With the economic destruction that the coronavirus (COVID-19) pandemic has brought on, the less wealthy cricket countries must now stand up and be counted. So says the former president of Cricket West Indies (CWI) Dave Cameron.
Speaking to Guardian Media Sports on Monday, the Jamaican businessman said: “With the current COVID-19 pandemic wreaking financial havoc, the less wealthy cricket boards like West Indies, Pakistan, Sri Lanka, South Africa, and Zimbabwe will suffer more if they don’t stand up.”
Cameron said the boards must now form a united front and go to the International Cricket Council (ICC) with a revised plan for financial distribution to be more equitable.
He reminded that back in 2018, he presented a paper to the ICC termed the “Economics of Cricket” which did not sit well with the so-called “Big 3” – India, England and Australia.
Cameron said prior to 2001 the individual cricket boards use to share the revenue from bilateral series. The ICC then changed that which led to less wealthy cricket nations being affected.
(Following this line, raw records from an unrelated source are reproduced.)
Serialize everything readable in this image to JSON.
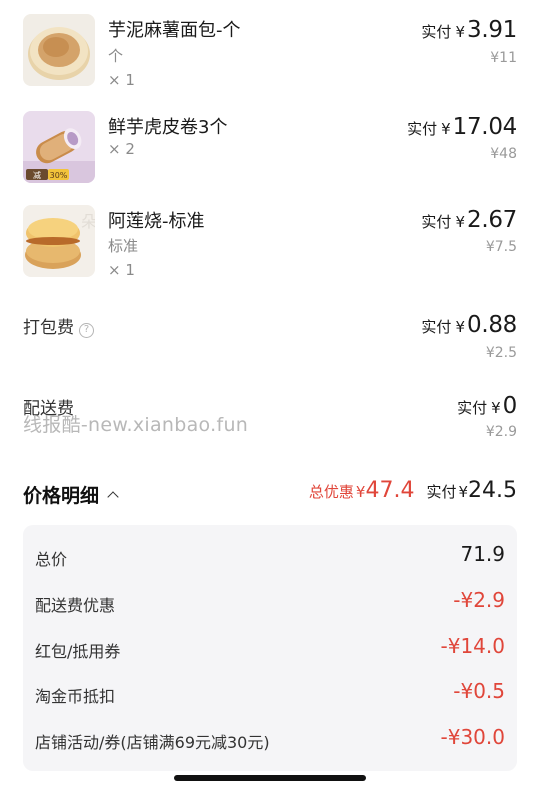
{
  "items": [
    {
      "name": "芋泥麻薯面包-个",
      "spec": "个",
      "qty": "× 1",
      "paid_label": "实付",
      "currency": "¥",
      "paid": "3.91",
      "original": "¥11",
      "image": "round-bread-image"
    },
    {
      "name": "鲜芋虎皮卷3个",
      "spec": "",
      "qty": "× 2",
      "paid_label": "实付",
      "currency": "¥",
      "paid": "17.04",
      "original": "¥48",
      "image": "taro-roll-image",
      "badge_a": "减",
      "badge_b": "30%"
    },
    {
      "name": "阿莲烧-标准",
      "spec": "标准",
      "qty": "× 1",
      "paid_label": "实付",
      "currency": "¥",
      "paid": "2.67",
      "original": "¥7.5",
      "image": "pastry-image"
    }
  ],
  "packing_fee": {
    "label": "打包费",
    "help_icon": "question-circle-icon",
    "paid_label": "实付",
    "currency": "¥",
    "paid": "0.88",
    "original": "¥2.5"
  },
  "delivery_fee": {
    "label": "配送费",
    "paid_label": "实付",
    "currency": "¥",
    "paid": "0",
    "original": "¥2.9"
  },
  "watermark": "线报酷-new.xianbao.fun",
  "price_detail": {
    "title": "价格明细",
    "toggle_icon": "chevron-up-icon",
    "discount_label": "总优惠",
    "discount_currency": "¥",
    "discount_amount": "47.4",
    "pay_label": "实付",
    "pay_currency": "¥",
    "pay_amount": "24.5",
    "rows": [
      {
        "label": "总价",
        "value": "71.9"
      },
      {
        "label": "配送费优惠",
        "value": "-¥2.9"
      },
      {
        "label": "红包/抵用券",
        "value": "-¥14.0"
      },
      {
        "label": "淘金币抵扣",
        "value": "-¥0.5"
      },
      {
        "label": "店铺活动/券(店铺满69元减30元)",
        "value": "-¥30.0"
      }
    ]
  },
  "colors": {
    "accent_red": "#e0463a",
    "text_primary": "#1a1a1a",
    "text_secondary": "#8a8a8a",
    "detail_bg": "#f5f5f7"
  }
}
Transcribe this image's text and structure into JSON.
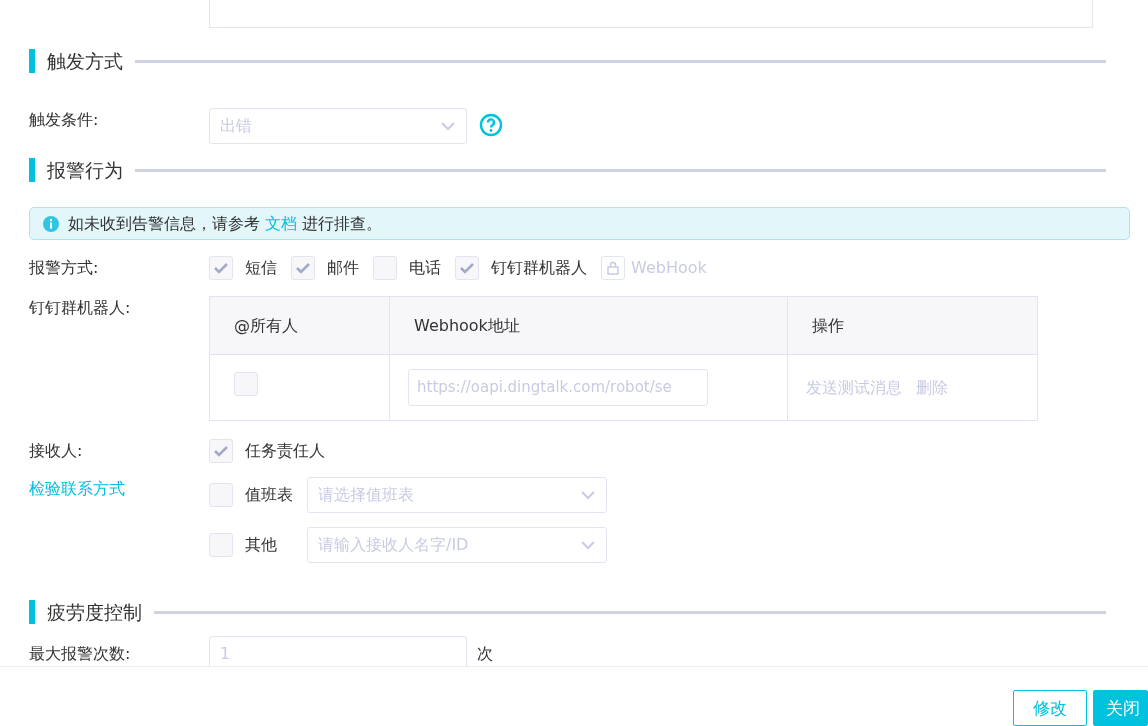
{
  "trigger": {
    "title": "触发方式",
    "condition": {
      "label": "触发条件:",
      "value": "出错"
    }
  },
  "alert": {
    "title": "报警行为",
    "notice": {
      "text": "如未收到告警信息，请参考 ",
      "link": "文档",
      "suffix": " 进行排查。"
    },
    "methods": {
      "label": "报警方式:",
      "options": [
        {
          "kind": "checkbox",
          "label": "短信",
          "checked": true
        },
        {
          "kind": "checkbox",
          "label": "邮件",
          "checked": true
        },
        {
          "kind": "checkbox",
          "label": "电话",
          "checked": false
        },
        {
          "kind": "checkbox",
          "label": "钉钉群机器人",
          "checked": true
        },
        {
          "kind": "locked",
          "label": "WebHook"
        }
      ]
    },
    "robots": {
      "label": "钉钉群机器人:",
      "columns": [
        "@所有人",
        "Webhook地址",
        "操作"
      ],
      "rows": [
        {
          "at_all": false,
          "webhook": "https://oapi.dingtalk.com/robot/se",
          "actions": [
            "发送测试消息",
            "删除"
          ]
        }
      ]
    },
    "receivers": {
      "label": "接收人:",
      "link": "检验联系方式",
      "options": [
        {
          "label": "任务责任人",
          "checked": true
        },
        {
          "label": "值班表",
          "checked": false,
          "placeholder": "请选择值班表"
        },
        {
          "label": "其他",
          "checked": false,
          "placeholder": "请输入接收人名字/ID"
        }
      ]
    }
  },
  "fatigue": {
    "title": "疲劳度控制",
    "max": {
      "label": "最大报警次数:",
      "value": "1",
      "unit": "次"
    }
  },
  "footer": {
    "buttons": [
      {
        "label": "修改",
        "kind": "outline"
      },
      {
        "label": "关闭",
        "kind": "primary"
      }
    ]
  }
}
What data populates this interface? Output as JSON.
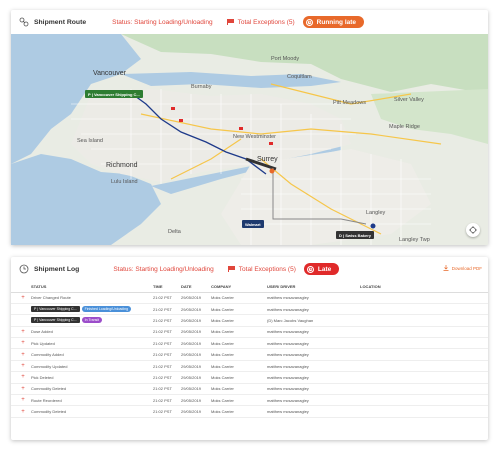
{
  "route": {
    "title": "Shipment Route",
    "status_prefix": "Status: ",
    "status_value": "Starting Loading/Unloading",
    "exceptions": "Total Exceptions (5)",
    "badge": "Running late",
    "badge_color": "#e8692a"
  },
  "map": {
    "cities": [
      "Vancouver",
      "Burnaby",
      "Coquitlam",
      "Richmond",
      "Surrey",
      "Delta",
      "Langley",
      "New Westminster",
      "Port Moody",
      "Maple Ridge",
      "Pitt Meadows",
      "Silver Valley",
      "Langley Twp"
    ],
    "stops": [
      {
        "label": "P | Vancouver Shipping C...",
        "color": "#2e7d32"
      },
      {
        "label": "Walmart",
        "color": "#1e3a6e"
      },
      {
        "label": "D | Swiss Bakery",
        "color": "#333333"
      }
    ],
    "labels": {
      "vancouver": "Vancouver",
      "burnaby": "Burnaby",
      "coquitlam": "Coquitlam",
      "richmond": "Richmond",
      "surrey": "Surrey",
      "delta": "Delta",
      "langley": "Langley",
      "new_westminster": "New Westminster",
      "port_moody": "Port Moody",
      "maple_ridge": "Maple Ridge",
      "pitt_meadows": "Pitt Meadows",
      "silver_valley": "Silver Valley",
      "sea_island": "Sea Island",
      "lulu": "Lulu Island",
      "langley_twp": "Langley Twp"
    }
  },
  "log": {
    "title": "Shipment Log",
    "status_prefix": "Status: ",
    "status_value": "Starting Loading/Unloading",
    "exceptions": "Total Exceptions (5)",
    "badge": "Late",
    "badge_color": "#e02a2a",
    "download": "Download PDF",
    "columns": [
      "STATUS",
      "TIME",
      "DATE",
      "COMPANY",
      "USER/ DRIVER",
      "LOCATION"
    ],
    "rows": [
      {
        "ex": "+",
        "status": "Driver Changed Route",
        "time": "21:02 PST",
        "date": "29/05/2019",
        "company": "Moks Carrier",
        "user": "matthew mcsavanagley",
        "location": ""
      },
      {
        "ex": "",
        "status": "",
        "tags": [
          {
            "t": "P | Vancouver Shipping C...",
            "c": "dark"
          },
          {
            "t": "Finished Loading/Unloading",
            "c": "blue"
          }
        ],
        "time": "21:02 PST",
        "date": "29/05/2019",
        "company": "Moks Carrier",
        "user": "matthew mcsavanagley",
        "location": ""
      },
      {
        "ex": "",
        "status": "",
        "tags": [
          {
            "t": "P | Vancouver Shipping C...",
            "c": "dark"
          },
          {
            "t": "In Transit",
            "c": "purple"
          }
        ],
        "time": "21:02 PST",
        "date": "29/05/2019",
        "company": "Moks Carrier",
        "user": "(D) Marc Jacobs Vaughan",
        "location": ""
      },
      {
        "ex": "+",
        "status": "Dose Added",
        "time": "21:02 PST",
        "date": "29/05/2019",
        "company": "Moks Carrier",
        "user": "matthew mcsavanagley",
        "location": ""
      },
      {
        "ex": "+",
        "status": "Pick Updated",
        "time": "21:02 PST",
        "date": "29/05/2019",
        "company": "Moks Carrier",
        "user": "matthew mcsavanagley",
        "location": ""
      },
      {
        "ex": "+",
        "status": "Commodity Added",
        "time": "21:02 PST",
        "date": "29/05/2019",
        "company": "Moks Carrier",
        "user": "matthew mcsavanagley",
        "location": ""
      },
      {
        "ex": "+",
        "status": "Commodity Updated",
        "time": "21:02 PST",
        "date": "29/05/2019",
        "company": "Moks Carrier",
        "user": "matthew mcsavanagley",
        "location": ""
      },
      {
        "ex": "+",
        "status": "Pick Deleted",
        "time": "21:02 PST",
        "date": "29/05/2019",
        "company": "Moks Carrier",
        "user": "matthew mcsavanagley",
        "location": ""
      },
      {
        "ex": "+",
        "status": "Commodity Deleted",
        "time": "21:02 PST",
        "date": "29/05/2019",
        "company": "Moks Carrier",
        "user": "matthew mcsavanagley",
        "location": ""
      },
      {
        "ex": "+",
        "status": "Route Reordered",
        "time": "21:02 PST",
        "date": "29/05/2019",
        "company": "Moks Carrier",
        "user": "matthew mcsavanagley",
        "location": ""
      },
      {
        "ex": "+",
        "status": "Commodity Deleted",
        "time": "21:02 PST",
        "date": "29/05/2019",
        "company": "Moks Carrier",
        "user": "matthew mcsavanagley",
        "location": ""
      }
    ]
  }
}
As it stands now, the host country gets all the revenues from bilateral tours.
The “Big 3” rakes in the best deals with television and of course gate receipts and hence a share in the revenue when the other countries tour there will be a great help.
“The gap between wealthier and less wealthy cricket nations is widening and will contribute to less wealthy nations being less competitive and there devaluing the international cricket product. The gap immediately expedites the flight of talent away from bilateral international cricket as the less wealthy cricket nations are disadvantaged in funding their professional domestic and national retainer contracts.
“Given the current situation with the COVID-19, the gap will widen further as the less wealthy cricket nations won’t be able to sustain investment in cricket and player development, infrastructure and administration,” said Cameron.
“I took this paper to the ICC in 2014 but of course it was struck down by the ‘Big 3’. I didn’t care who liked and didn’t like me at the ICC, I was fighting to save cricket in my own backyard as well as the other less wealthy cricket nations.
“The idea of sharing the revenue did not go down well with them but now the boards have to take it back to the ICC and see what happens now. It is going to be very difficult for others outside the ‘Big 3’ to survive this period.
“The only time cricket boards really make money is when they take part or host world events. However, the world events are now being held regularly amongst the ‘Big 3’. The next world event is the World T20 Tournament and this will be held in Australia in October if all is well in terms of controlling the pandemic.
The last ICC 50-over World Cup was held in England last year and the two World Cups prior to that were staged in Australia and India, respectively. The last World T20 was also held in India in 2016.